[What to do]
Find every line below that contains the word "help" and copy it out.

═══ Supplied information

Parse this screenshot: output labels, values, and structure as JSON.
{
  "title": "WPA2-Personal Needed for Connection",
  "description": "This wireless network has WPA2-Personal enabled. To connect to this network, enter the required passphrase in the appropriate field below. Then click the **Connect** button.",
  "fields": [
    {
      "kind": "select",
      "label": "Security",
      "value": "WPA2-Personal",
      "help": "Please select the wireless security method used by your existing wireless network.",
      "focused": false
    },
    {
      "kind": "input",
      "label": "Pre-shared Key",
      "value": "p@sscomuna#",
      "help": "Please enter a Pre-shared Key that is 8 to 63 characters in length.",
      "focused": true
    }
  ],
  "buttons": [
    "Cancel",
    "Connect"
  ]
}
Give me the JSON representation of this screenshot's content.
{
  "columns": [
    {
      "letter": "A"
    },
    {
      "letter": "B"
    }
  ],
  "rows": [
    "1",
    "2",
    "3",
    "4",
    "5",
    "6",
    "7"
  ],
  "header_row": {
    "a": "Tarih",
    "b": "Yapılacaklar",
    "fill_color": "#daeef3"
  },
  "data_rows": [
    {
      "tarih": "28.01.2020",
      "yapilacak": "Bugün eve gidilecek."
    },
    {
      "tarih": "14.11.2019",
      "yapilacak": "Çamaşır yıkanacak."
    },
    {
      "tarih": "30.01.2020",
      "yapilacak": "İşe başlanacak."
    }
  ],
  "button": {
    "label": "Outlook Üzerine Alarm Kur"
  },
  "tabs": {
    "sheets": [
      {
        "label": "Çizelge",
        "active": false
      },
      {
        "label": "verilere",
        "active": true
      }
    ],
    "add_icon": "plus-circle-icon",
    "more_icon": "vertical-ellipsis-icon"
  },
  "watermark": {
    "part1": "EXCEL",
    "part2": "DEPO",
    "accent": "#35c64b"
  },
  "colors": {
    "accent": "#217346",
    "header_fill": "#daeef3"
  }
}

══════

[Answer below]
      "help": "Please select the wireless security method used by your existing wireless network.",
      "help": "Please enter a Pre-shared Key that is 8 to 63 characters in length.",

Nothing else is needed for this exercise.